* _How to complete this task_: What you return should match the data below exactly, with no pictures in it.

Website and app data records
--------
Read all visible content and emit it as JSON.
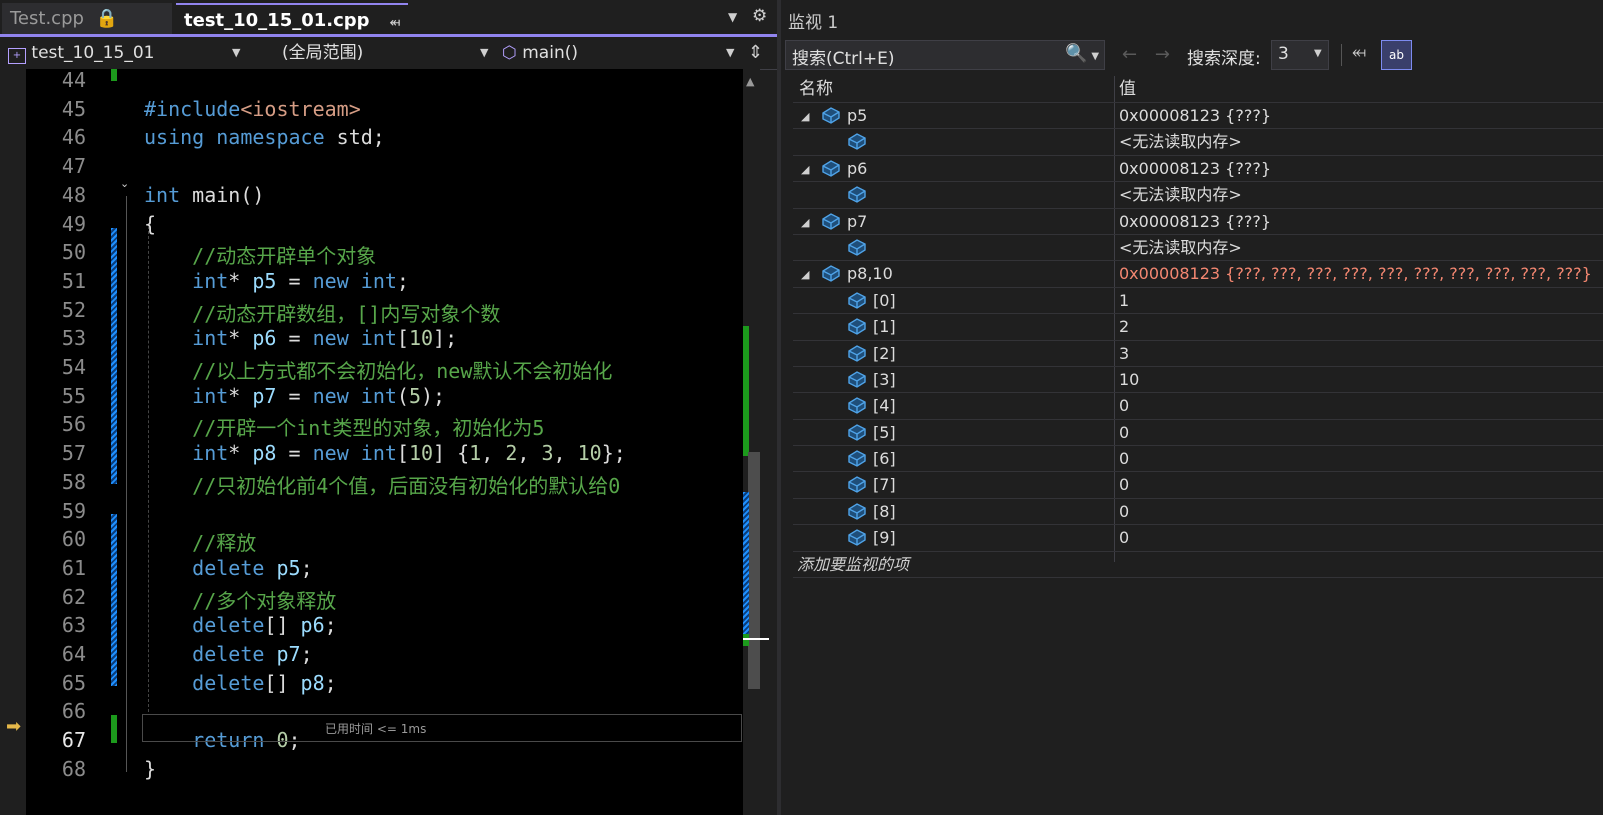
{
  "tabs": [
    {
      "label": "Test.cpp",
      "icon": "lock-icon"
    },
    {
      "label": "test_10_15_01.cpp",
      "icon": "pin-icon"
    }
  ],
  "nav": {
    "project": "test_10_15_01",
    "scope": "(全局范围)",
    "function": "main()"
  },
  "code_lines": [
    {
      "num": "44",
      "html": ""
    },
    {
      "num": "45",
      "html": "<span class='kw'>#include</span><span class='inc'>&lt;iostream&gt;</span>"
    },
    {
      "num": "46",
      "html": "<span class='kw'>using</span> <span class='kw'>namespace</span> std;"
    },
    {
      "num": "47",
      "html": ""
    },
    {
      "num": "48",
      "html": "<span class='kw'>int</span> main()"
    },
    {
      "num": "49",
      "html": "{"
    },
    {
      "num": "50",
      "html": "    <span class='cm'>//动态开辟单个对象</span>"
    },
    {
      "num": "51",
      "html": "    <span class='kw'>int</span>* <span class='var'>p5</span> = <span class='kw'>new</span> <span class='kw'>int</span>;"
    },
    {
      "num": "52",
      "html": "    <span class='cm'>//动态开辟数组，[]内写对象个数</span>"
    },
    {
      "num": "53",
      "html": "    <span class='kw'>int</span>* <span class='var'>p6</span> = <span class='kw'>new</span> <span class='kw'>int</span>[<span class='num'>10</span>];"
    },
    {
      "num": "54",
      "html": "    <span class='cm'>//以上方式都不会初始化，new默认不会初始化</span>"
    },
    {
      "num": "55",
      "html": "    <span class='kw'>int</span>* <span class='var'>p7</span> = <span class='kw'>new</span> <span class='kw'>int</span>(<span class='num'>5</span>);"
    },
    {
      "num": "56",
      "html": "    <span class='cm'>//开辟一个int类型的对象，初始化为5</span>"
    },
    {
      "num": "57",
      "html": "    <span class='kw'>int</span>* <span class='var'>p8</span> = <span class='kw'>new</span> <span class='kw'>int</span>[<span class='num'>10</span>] {<span class='num'>1</span>, <span class='num'>2</span>, <span class='num'>3</span>, <span class='num'>10</span>};"
    },
    {
      "num": "58",
      "html": "    <span class='cm'>//只初始化前4个值，后面没有初始化的默认给0</span>"
    },
    {
      "num": "59",
      "html": ""
    },
    {
      "num": "60",
      "html": "    <span class='cm'>//释放</span>"
    },
    {
      "num": "61",
      "html": "    <span class='kw'>delete</span> <span class='var'>p5</span>;"
    },
    {
      "num": "62",
      "html": "    <span class='cm'>//多个对象释放</span>"
    },
    {
      "num": "63",
      "html": "    <span class='kw'>delete</span>[] <span class='var'>p6</span>;"
    },
    {
      "num": "64",
      "html": "    <span class='kw'>delete</span> <span class='var'>p7</span>;"
    },
    {
      "num": "65",
      "html": "    <span class='kw'>delete</span>[] <span class='var'>p8</span>;"
    },
    {
      "num": "66",
      "html": ""
    },
    {
      "num": "67",
      "html": "    <span class='kw'>return</span> <span class='num'>0</span>;"
    },
    {
      "num": "68",
      "html": "}"
    }
  ],
  "elapsed": "已用时间 <= 1ms",
  "watch": {
    "title": "监视 1",
    "search_placeholder": "搜索(Ctrl+E)",
    "depth_label": "搜索深度:",
    "depth_value": "3",
    "hex_label": "ab",
    "col_name": "名称",
    "col_value": "值",
    "add_item": "添加要监视的项",
    "rows": [
      {
        "name": "p5",
        "value": "0x00008123 {???}",
        "level": 0,
        "expandable": true,
        "red": false
      },
      {
        "name": "",
        "value": "<无法读取内存>",
        "level": 1,
        "expandable": false,
        "red": false
      },
      {
        "name": "p6",
        "value": "0x00008123 {???}",
        "level": 0,
        "expandable": true,
        "red": false
      },
      {
        "name": "",
        "value": "<无法读取内存>",
        "level": 1,
        "expandable": false,
        "red": false
      },
      {
        "name": "p7",
        "value": "0x00008123 {???}",
        "level": 0,
        "expandable": true,
        "red": false
      },
      {
        "name": "",
        "value": "<无法读取内存>",
        "level": 1,
        "expandable": false,
        "red": false
      },
      {
        "name": "p8,10",
        "value": "0x00008123 {???, ???, ???, ???, ???, ???, ???, ???, ???, ???}",
        "level": 0,
        "expandable": true,
        "red": true
      },
      {
        "name": "[0]",
        "value": "1",
        "level": 1,
        "expandable": false,
        "red": false
      },
      {
        "name": "[1]",
        "value": "2",
        "level": 1,
        "expandable": false,
        "red": false
      },
      {
        "name": "[2]",
        "value": "3",
        "level": 1,
        "expandable": false,
        "red": false
      },
      {
        "name": "[3]",
        "value": "10",
        "level": 1,
        "expandable": false,
        "red": false
      },
      {
        "name": "[4]",
        "value": "0",
        "level": 1,
        "expandable": false,
        "red": false
      },
      {
        "name": "[5]",
        "value": "0",
        "level": 1,
        "expandable": false,
        "red": false
      },
      {
        "name": "[6]",
        "value": "0",
        "level": 1,
        "expandable": false,
        "red": false
      },
      {
        "name": "[7]",
        "value": "0",
        "level": 1,
        "expandable": false,
        "red": false
      },
      {
        "name": "[8]",
        "value": "0",
        "level": 1,
        "expandable": false,
        "red": false
      },
      {
        "name": "[9]",
        "value": "0",
        "level": 1,
        "expandable": false,
        "red": false
      }
    ]
  }
}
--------
* _Exercise solution_:
Read all visible content and emit it as JSON.
{
  "tabs": [
    {
      "label": "Test.cpp",
      "icon": "lock-icon"
    },
    {
      "label": "test_10_15_01.cpp",
      "icon": "pin-icon"
    }
  ],
  "nav": {
    "project": "test_10_15_01",
    "scope": "(全局范围)",
    "function": "main()"
  },
  "code_lines": [
    {
      "num": "44",
      "html": ""
    },
    {
      "num": "45",
      "html": "<span class='kw'>#include</span><span class='inc'>&lt;iostream&gt;</span>"
    },
    {
      "num": "46",
      "html": "<span class='kw'>using</span> <span class='kw'>namespace</span> std;"
    },
    {
      "num": "47",
      "html": ""
    },
    {
      "num": "48",
      "html": "<span class='kw'>int</span> main()"
    },
    {
      "num": "49",
      "html": "{"
    },
    {
      "num": "50",
      "html": "    <span class='cm'>//动态开辟单个对象</span>"
    },
    {
      "num": "51",
      "html": "    <span class='kw'>int</span>* <span class='var'>p5</span> = <span class='kw'>new</span> <span class='kw'>int</span>;"
    },
    {
      "num": "52",
      "html": "    <span class='cm'>//动态开辟数组，[]内写对象个数</span>"
    },
    {
      "num": "53",
      "html": "    <span class='kw'>int</span>* <span class='var'>p6</span> = <span class='kw'>new</span> <span class='kw'>int</span>[<span class='num'>10</span>];"
    },
    {
      "num": "54",
      "html": "    <span class='cm'>//以上方式都不会初始化，new默认不会初始化</span>"
    },
    {
      "num": "55",
      "html": "    <span class='kw'>int</span>* <span class='var'>p7</span> = <span class='kw'>new</span> <span class='kw'>int</span>(<span class='num'>5</span>);"
    },
    {
      "num": "56",
      "html": "    <span class='cm'>//开辟一个int类型的对象，初始化为5</span>"
    },
    {
      "num": "57",
      "html": "    <span class='kw'>int</span>* <span class='var'>p8</span> = <span class='kw'>new</span> <span class='kw'>int</span>[<span class='num'>10</span>] {<span class='num'>1</span>, <span class='num'>2</span>, <span class='num'>3</span>, <span class='num'>10</span>};"
    },
    {
      "num": "58",
      "html": "    <span class='cm'>//只初始化前4个值，后面没有初始化的默认给0</span>"
    },
    {
      "num": "59",
      "html": ""
    },
    {
      "num": "60",
      "html": "    <span class='cm'>//释放</span>"
    },
    {
      "num": "61",
      "html": "    <span class='kw'>delete</span> <span class='var'>p5</span>;"
    },
    {
      "num": "62",
      "html": "    <span class='cm'>//多个对象释放</span>"
    },
    {
      "num": "63",
      "html": "    <span class='kw'>delete</span>[] <span class='var'>p6</span>;"
    },
    {
      "num": "64",
      "html": "    <span class='kw'>delete</span> <span class='var'>p7</span>;"
    },
    {
      "num": "65",
      "html": "    <span class='kw'>delete</span>[] <span class='var'>p8</span>;"
    },
    {
      "num": "66",
      "html": ""
    },
    {
      "num": "67",
      "html": "    <span class='kw'>return</span> <span class='num'>0</span>;"
    },
    {
      "num": "68",
      "html": "}"
    }
  ],
  "elapsed": "已用时间 <= 1ms",
  "watch": {
    "title": "监视 1",
    "search_placeholder": "搜索(Ctrl+E)",
    "depth_label": "搜索深度:",
    "depth_value": "3",
    "hex_label": "ab",
    "col_name": "名称",
    "col_value": "值",
    "add_item": "添加要监视的项",
    "rows": [
      {
        "name": "p5",
        "value": "0x00008123 {???}",
        "level": 0,
        "expandable": true,
        "red": false
      },
      {
        "name": "",
        "value": "<无法读取内存>",
        "level": 1,
        "expandable": false,
        "red": false
      },
      {
        "name": "p6",
        "value": "0x00008123 {???}",
        "level": 0,
        "expandable": true,
        "red": false
      },
      {
        "name": "",
        "value": "<无法读取内存>",
        "level": 1,
        "expandable": false,
        "red": false
      },
      {
        "name": "p7",
        "value": "0x00008123 {???}",
        "level": 0,
        "expandable": true,
        "red": false
      },
      {
        "name": "",
        "value": "<无法读取内存>",
        "level": 1,
        "expandable": false,
        "red": false
      },
      {
        "name": "p8,10",
        "value": "0x00008123 {???, ???, ???, ???, ???, ???, ???, ???, ???, ???}",
        "level": 0,
        "expandable": true,
        "red": true
      },
      {
        "name": "[0]",
        "value": "1",
        "level": 1,
        "expandable": false,
        "red": false
      },
      {
        "name": "[1]",
        "value": "2",
        "level": 1,
        "expandable": false,
        "red": false
      },
      {
        "name": "[2]",
        "value": "3",
        "level": 1,
        "expandable": false,
        "red": false
      },
      {
        "name": "[3]",
        "value": "10",
        "level": 1,
        "expandable": false,
        "red": false
      },
      {
        "name": "[4]",
        "value": "0",
        "level": 1,
        "expandable": false,
        "red": false
      },
      {
        "name": "[5]",
        "value": "0",
        "level": 1,
        "expandable": false,
        "red": false
      },
      {
        "name": "[6]",
        "value": "0",
        "level": 1,
        "expandable": false,
        "red": false
      },
      {
        "name": "[7]",
        "value": "0",
        "level": 1,
        "expandable": false,
        "red": false
      },
      {
        "name": "[8]",
        "value": "0",
        "level": 1,
        "expandable": false,
        "red": false
      },
      {
        "name": "[9]",
        "value": "0",
        "level": 1,
        "expandable": false,
        "red": false
      }
    ]
  }
}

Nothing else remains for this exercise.